This is a reissue of a book originally published in 1943. The author is best known for his classic works on preaching. No dry academic, he is eminently readable.
His book is an examination of John Wesley's teachings on Christian holiness, sanctification, perfection, or perfect love. These terms all mean the same thing--they focus attention on the very relevant issue "Can the Christian live a perfect life in this world?"
In the church there will always be differing responses to this question. There will be much defining and redefining and yet no conclusion that will satisfy every one. Sangster does not really define what John Wesley intended by Christian perfection. Instead he redefines Wesley's teaching to mean the Christian should have perfect love toward God and man.

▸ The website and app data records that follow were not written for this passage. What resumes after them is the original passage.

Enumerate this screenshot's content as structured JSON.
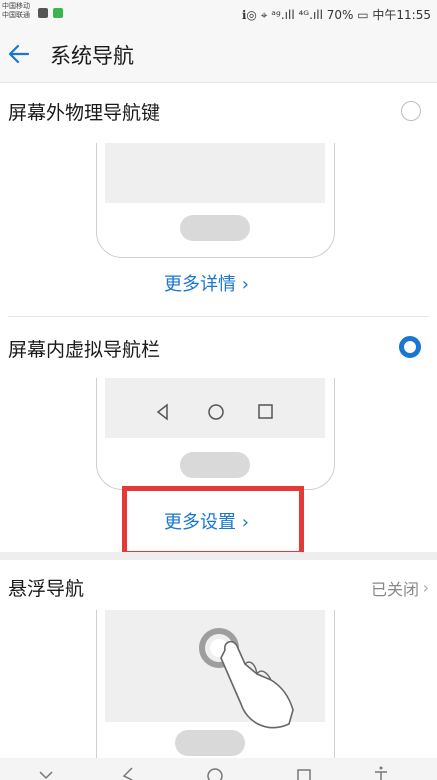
{
  "status_bar": {
    "carrier1": "中国移动",
    "carrier2": "中国联通",
    "right": "ℹ◎ ⌖ ᵃᵍ.ıll ⁴ᴳ.ıll 70% ▭ 中午11:55"
  },
  "header": {
    "title": "系统导航",
    "back_icon": "arrow-left-icon"
  },
  "sections": [
    {
      "title": "屏幕外物理导航键",
      "selected": false,
      "link": "更多详情 ›"
    },
    {
      "title": "屏幕内虚拟导航栏",
      "selected": true,
      "link": "更多设置 ›"
    },
    {
      "title": "悬浮导航",
      "status": "已关闭",
      "chevron": "›"
    }
  ],
  "colors": {
    "accent": "#1976d2",
    "highlight": "#e53935"
  }
}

One of the benefits of reading this book lies in the conviction it brings that holiness is not an option in Christian faith; personal holiness is a nonnegotiable essential for Christian living and is the goal for all who would see God.
In a secular world we need to hear and share the call to a higher, nobler, and holier life.
The book is important not just as theological exercise but for its devotional richness. Though dated, it is rewarding reading and a seedbed for meaningful sermon ideas and a rich source of relevant illustrations.